Throughout AJLT, on the other hand, there is a lingering feeling that the show is fearful of its audience, or of saying the “wrong” thing. In episode five, when Miranda said Steve and Brady would “probably starve” if she didn’t wake up at 5:00 a.m. to travel to Brooklyn to make them breakfast every morning, I wanted Samantha to get on the next flight from London to give her a reality check. I wanted Miranda to hurl that pumpkin on to the kitchen floor and tell her son to start making his own fucking breakfast.

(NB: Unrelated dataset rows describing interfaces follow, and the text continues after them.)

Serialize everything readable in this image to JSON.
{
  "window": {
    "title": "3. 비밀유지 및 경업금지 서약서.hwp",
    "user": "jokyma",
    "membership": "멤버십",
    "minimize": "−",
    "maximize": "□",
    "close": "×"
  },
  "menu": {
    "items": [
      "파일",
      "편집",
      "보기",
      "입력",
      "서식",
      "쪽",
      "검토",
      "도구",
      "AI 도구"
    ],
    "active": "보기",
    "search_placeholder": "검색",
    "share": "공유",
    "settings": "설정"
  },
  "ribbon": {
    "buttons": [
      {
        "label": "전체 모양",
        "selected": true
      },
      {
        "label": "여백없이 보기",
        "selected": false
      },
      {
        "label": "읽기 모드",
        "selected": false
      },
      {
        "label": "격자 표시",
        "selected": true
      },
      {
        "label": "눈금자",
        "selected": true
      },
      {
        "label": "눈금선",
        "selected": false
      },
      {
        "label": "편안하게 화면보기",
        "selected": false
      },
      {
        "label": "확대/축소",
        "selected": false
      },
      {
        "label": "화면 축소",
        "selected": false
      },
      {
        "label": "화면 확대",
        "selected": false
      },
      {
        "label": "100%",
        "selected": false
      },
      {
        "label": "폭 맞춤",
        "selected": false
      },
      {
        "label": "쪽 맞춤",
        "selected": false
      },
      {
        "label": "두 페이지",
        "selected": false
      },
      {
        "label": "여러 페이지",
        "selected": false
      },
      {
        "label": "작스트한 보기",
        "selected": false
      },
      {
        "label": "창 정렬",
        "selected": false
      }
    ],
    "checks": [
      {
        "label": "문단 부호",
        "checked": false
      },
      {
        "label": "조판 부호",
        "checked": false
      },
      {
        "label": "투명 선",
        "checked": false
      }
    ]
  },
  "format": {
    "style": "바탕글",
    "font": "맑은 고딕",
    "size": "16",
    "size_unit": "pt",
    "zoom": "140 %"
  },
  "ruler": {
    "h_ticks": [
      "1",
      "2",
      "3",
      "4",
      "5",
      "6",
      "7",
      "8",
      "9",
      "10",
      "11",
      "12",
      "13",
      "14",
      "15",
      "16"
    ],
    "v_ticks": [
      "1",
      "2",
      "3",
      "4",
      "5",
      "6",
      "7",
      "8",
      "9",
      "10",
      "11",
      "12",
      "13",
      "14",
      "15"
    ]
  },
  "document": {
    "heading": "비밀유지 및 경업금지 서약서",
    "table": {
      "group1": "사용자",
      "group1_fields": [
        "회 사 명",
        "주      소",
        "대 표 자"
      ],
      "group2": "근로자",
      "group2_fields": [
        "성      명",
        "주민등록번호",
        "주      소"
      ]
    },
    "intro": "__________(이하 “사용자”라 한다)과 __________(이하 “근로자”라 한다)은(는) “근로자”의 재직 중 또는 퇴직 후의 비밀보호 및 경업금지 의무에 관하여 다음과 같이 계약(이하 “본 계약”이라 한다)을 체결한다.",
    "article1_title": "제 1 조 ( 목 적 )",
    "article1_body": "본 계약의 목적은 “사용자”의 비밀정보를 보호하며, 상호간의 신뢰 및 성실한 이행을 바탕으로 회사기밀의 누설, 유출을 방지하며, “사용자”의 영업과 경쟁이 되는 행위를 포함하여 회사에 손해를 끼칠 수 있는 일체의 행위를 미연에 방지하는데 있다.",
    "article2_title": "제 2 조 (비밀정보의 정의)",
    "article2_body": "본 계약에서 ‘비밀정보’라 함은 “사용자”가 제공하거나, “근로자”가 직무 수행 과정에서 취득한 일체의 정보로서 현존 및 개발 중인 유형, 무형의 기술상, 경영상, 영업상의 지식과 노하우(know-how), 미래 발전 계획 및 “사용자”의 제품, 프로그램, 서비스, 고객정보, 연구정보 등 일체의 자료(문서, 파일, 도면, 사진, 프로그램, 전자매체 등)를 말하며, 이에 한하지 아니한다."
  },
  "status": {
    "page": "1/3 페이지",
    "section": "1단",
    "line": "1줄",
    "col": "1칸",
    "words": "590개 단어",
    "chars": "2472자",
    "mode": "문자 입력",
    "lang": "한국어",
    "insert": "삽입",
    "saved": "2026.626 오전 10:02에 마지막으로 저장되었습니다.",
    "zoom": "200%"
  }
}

There’s a self-referential moment in the same episode, when a focus group completely tears apart the fictionalized version of Che played by Che Diaz in the comedian’s sitcom pilot. A genderqueer person from Brooklyn likens Che to “a walking boomer joke,” saying they’re “just some phony, sanitized, performative, cheesy, dad-joke bullshit version of what the nonbinary experience is” as a horrified Che looks on. The scene seems designed to acknowledge some of the real-world criticism of Che—of which there has been a lot—particularly from LGBTQ+ viewers themselves. Watching it, my prevailing thought was: Why isn’t this icon from the focus group friends with Carrie?! Their brutal honesty is a breath of fresh air when most of the characters on AJLT—even Miranda—now feel like wooden yes-people.

In the latest episode, we are briefly reacquainted with the old Miranda. After a huge argument with Steve—the best scene of the season so far—Miranda discovers he’s been sleeping with a woman who works at Whole Foods. Strutting out of his bedroom, she congratulates him on his “locally sourced organic sex,” and says she’ll get to work on the divorce papers. Zing! We also see Carrie being dragged to “Widow Con” by a hilariously passive-aggressive friend from her past, as well as Che recording Cameo videos in their bedroom, highlighting the bleakness of internet fame.

These glimpses are bittersweet, because they’re a reminder of what the show seems to have forgotten: Fans loved SATC because its characters weren’t afraid of saying that something or someone was total bullshit. Carrie Bradshaw’s world needs to rediscover its inner cynic—and to trust its audience enough to sometimes tell us things we don’t want to hear.

You Might Also Like